In the future, organizers hope to attract 1,452 marchers to represent the loss the black community suffers to abortion. This year, marchers laid 1,452 roses on the steps of the Supreme Court — one for each black child that dies from abortion every day in the United States.
Marchers saw the abortion problem as particularly acute in the black community. Owens cited an African American Life Alliance study that found that, unless attitudes change in the black community, the black population would plummet from 30 million to 8 million during the 21st century.
“This is genocide,” Owens contended. “That is the passion behind the march, the respect for life.”
Marchers also criticized high-dollar philanthropists like Ross Perot and Warren Buffett for giving millions to organizations like Planned Parenthood, which is America's largest provider of abortions.
“We want to tell those who fund abortion providers, thinking they are helping blacks, that they are (in fact) killing us,” said the Rev. Johnny Hunter.
Hunter criticized Bill Gates in particular. Gates, who donates millions to the abortion industry, recently announced a donation of $1 billion in minority scholarships. “What good is a scholarship to a dead child?” Hunter asked. As the Register went to press, the Gates Foundation had not returned a phone call.
Noticeably absent in the peaceful demonstration were counterprotesters from pro-abortion groups like Planned Parenthood, the National Organization for Women or the National Abortion Rights Action League who are usually present at any Washington march that deals with abortion. Parker said their absence was no accident.
“They can't have black pro-lifers on one side and whites in favor of abortion on the other side,” she said. “They know that they can't do that on TV.”
Marchers claimed that racism has motivated the abortion movement from the beginning — and said they had evidence that proved it.
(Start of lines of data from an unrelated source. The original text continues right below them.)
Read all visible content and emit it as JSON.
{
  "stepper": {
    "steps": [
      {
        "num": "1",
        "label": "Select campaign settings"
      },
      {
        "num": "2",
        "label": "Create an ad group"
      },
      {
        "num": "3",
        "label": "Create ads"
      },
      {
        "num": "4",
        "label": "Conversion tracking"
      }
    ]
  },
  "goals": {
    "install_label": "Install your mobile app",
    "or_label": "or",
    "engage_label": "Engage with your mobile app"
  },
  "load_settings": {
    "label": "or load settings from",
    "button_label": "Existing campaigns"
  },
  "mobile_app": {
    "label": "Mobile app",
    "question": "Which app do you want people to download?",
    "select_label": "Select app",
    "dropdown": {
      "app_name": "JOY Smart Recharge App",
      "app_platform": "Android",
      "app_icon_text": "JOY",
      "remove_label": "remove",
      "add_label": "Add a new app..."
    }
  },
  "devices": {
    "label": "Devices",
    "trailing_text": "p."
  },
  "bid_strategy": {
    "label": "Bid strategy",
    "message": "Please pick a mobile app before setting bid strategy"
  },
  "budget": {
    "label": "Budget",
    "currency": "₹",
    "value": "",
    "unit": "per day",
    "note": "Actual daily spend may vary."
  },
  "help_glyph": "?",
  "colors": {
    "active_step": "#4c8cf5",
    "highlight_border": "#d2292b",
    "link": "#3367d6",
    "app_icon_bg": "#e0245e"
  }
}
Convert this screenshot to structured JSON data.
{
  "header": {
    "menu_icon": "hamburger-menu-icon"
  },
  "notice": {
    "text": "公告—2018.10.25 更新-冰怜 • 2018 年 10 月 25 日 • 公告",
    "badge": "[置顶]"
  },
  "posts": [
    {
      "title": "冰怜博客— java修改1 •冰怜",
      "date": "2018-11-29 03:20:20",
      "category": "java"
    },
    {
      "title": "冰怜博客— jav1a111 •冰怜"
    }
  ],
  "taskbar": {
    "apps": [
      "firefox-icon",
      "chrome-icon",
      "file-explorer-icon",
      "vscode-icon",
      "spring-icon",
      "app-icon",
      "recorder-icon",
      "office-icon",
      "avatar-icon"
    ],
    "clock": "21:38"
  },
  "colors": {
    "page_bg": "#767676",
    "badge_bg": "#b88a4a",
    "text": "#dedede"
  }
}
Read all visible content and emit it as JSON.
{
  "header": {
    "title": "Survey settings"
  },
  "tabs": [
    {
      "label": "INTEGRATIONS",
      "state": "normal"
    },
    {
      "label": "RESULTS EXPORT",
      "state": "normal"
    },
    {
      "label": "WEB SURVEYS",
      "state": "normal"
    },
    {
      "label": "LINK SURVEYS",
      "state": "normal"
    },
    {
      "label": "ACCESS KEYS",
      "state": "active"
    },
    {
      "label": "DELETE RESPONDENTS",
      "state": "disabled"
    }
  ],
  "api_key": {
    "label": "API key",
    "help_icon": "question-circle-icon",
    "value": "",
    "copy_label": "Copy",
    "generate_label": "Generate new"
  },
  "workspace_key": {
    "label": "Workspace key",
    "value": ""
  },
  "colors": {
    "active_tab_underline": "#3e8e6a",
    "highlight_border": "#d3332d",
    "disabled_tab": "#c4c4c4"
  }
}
Said Hunter, “Even though we make up 12% of the population, we supply 33% of the abortion industry's business. We have fallen prey to Margaret Sanger's plan for the black race.”